© 2018 The Author(s). Background: Proteins can be secreted from a host organism with the aid of N-terminal secretion signals. The budding yeast Pichia pastoris (Komagataella sp.) is widely employed to secrete proteins of academic and industrial interest. For this yeast, the most commonly used secretion signal is the N-terminal portion of pre-pro-α-factor from Saccharomyces cerevisiae. However, this secretion signal promotes posttranslational translocation into the endoplasmic reticulum (ER), so proteins that can fold in the cytosol may be inefficiently translocated and thus poorly secreted. In addition, if a protein self-associates, the α-factor pro region can potentially cause aggregation, thereby hampering export from the ER. This study addresses both limitations of the pre-pro-α-factor secretion signal. Results: We engineered a hybrid secretion signal consisting of the S. cerevisiae Ost1 signal sequence, which promotes cotranslational translocation into the ER, followed by the α-factor pro region. Secretion and intracellular localization were assessed using as a model protein the tetrameric red fluorescent protein E2-Crimson. When paired with the α-factor pro region, the Ost1 signal sequence yielded much more efficient secretion than the α-factor signal sequence. Moreover, an allelic variant of the α-factor pro region reduced aggregation of the E2-Crimson construct in the ER. The resulting improved secretion signal enhanced secretion of E2-Crimson up to 20-fold compared to the levels obtained with the original α-factor secretion signal. Similar findings were obtained with the lipase BTL2, which exhibited 10-fold enhanced secretion with the improved secretion signal. Conclusions: The improved secretion signal confers dramatic benefits for the secretion of certain proteins from P. pastoris. These benefits are likely to be most evident for proteins that can fold in the cytosol and for oligomeric proteins.

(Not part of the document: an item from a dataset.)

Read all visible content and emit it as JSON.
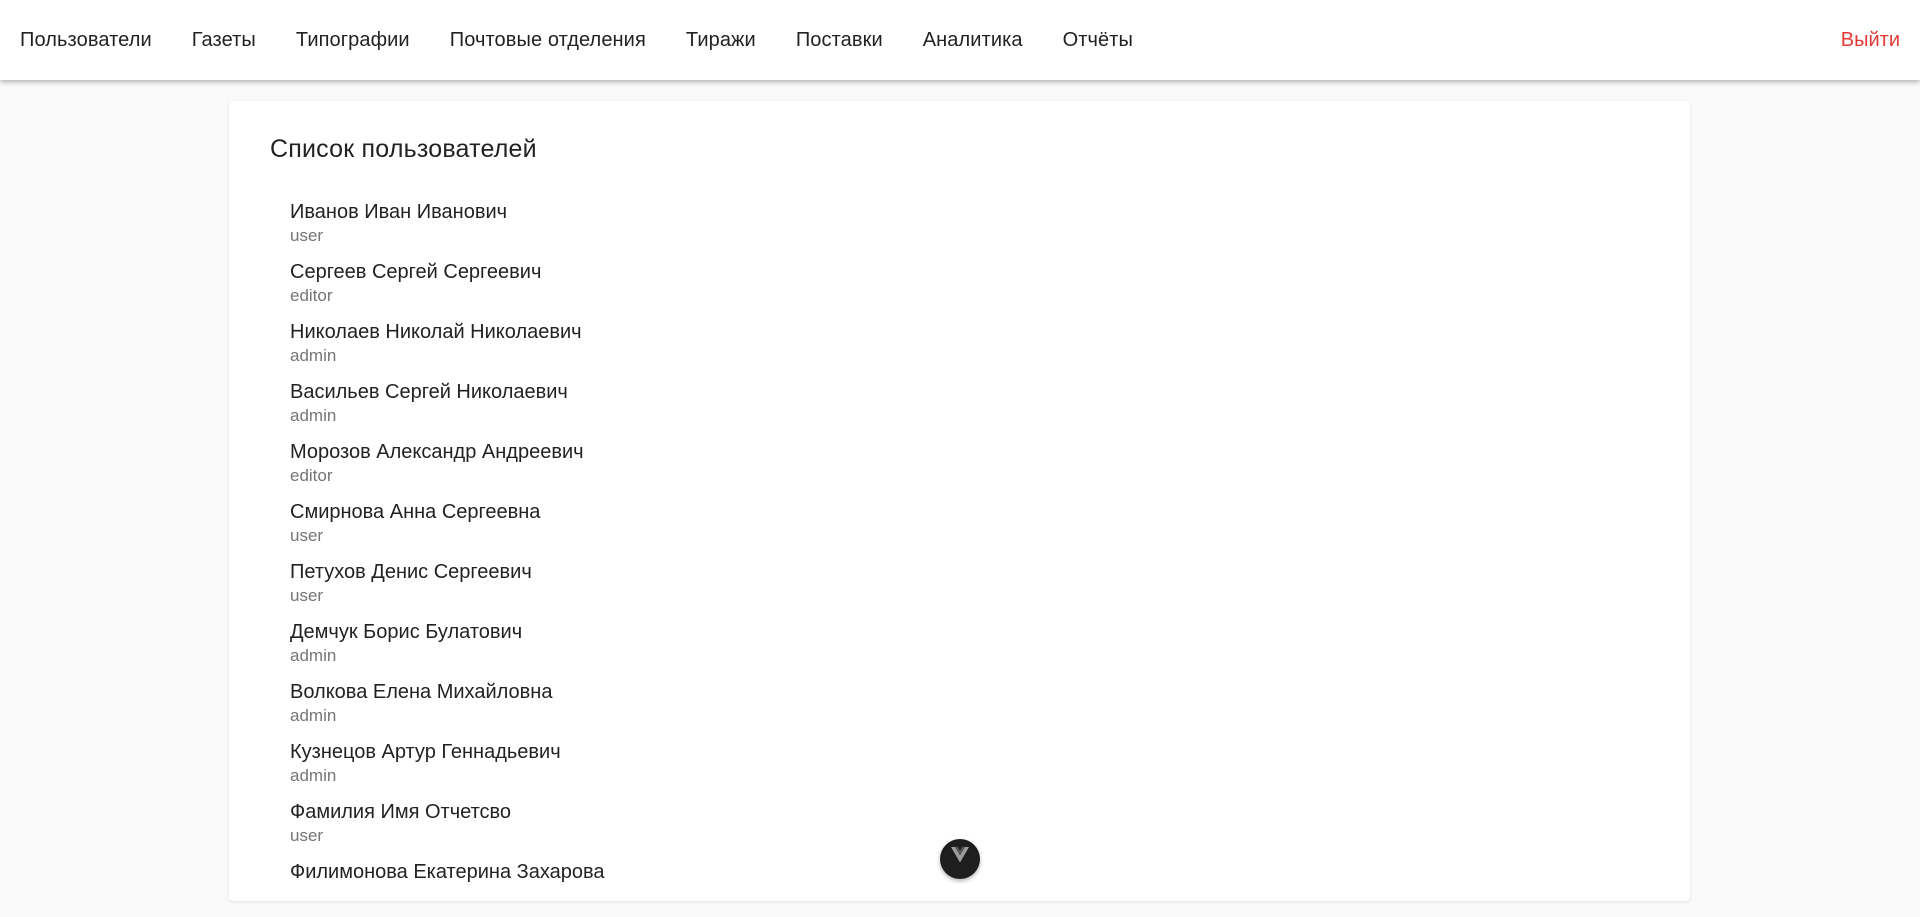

|Journal||Microbial Cell Factories|
|Publication status||Published - 12 Oct 2018|
- Heterologous protein production
- Pichia pastoris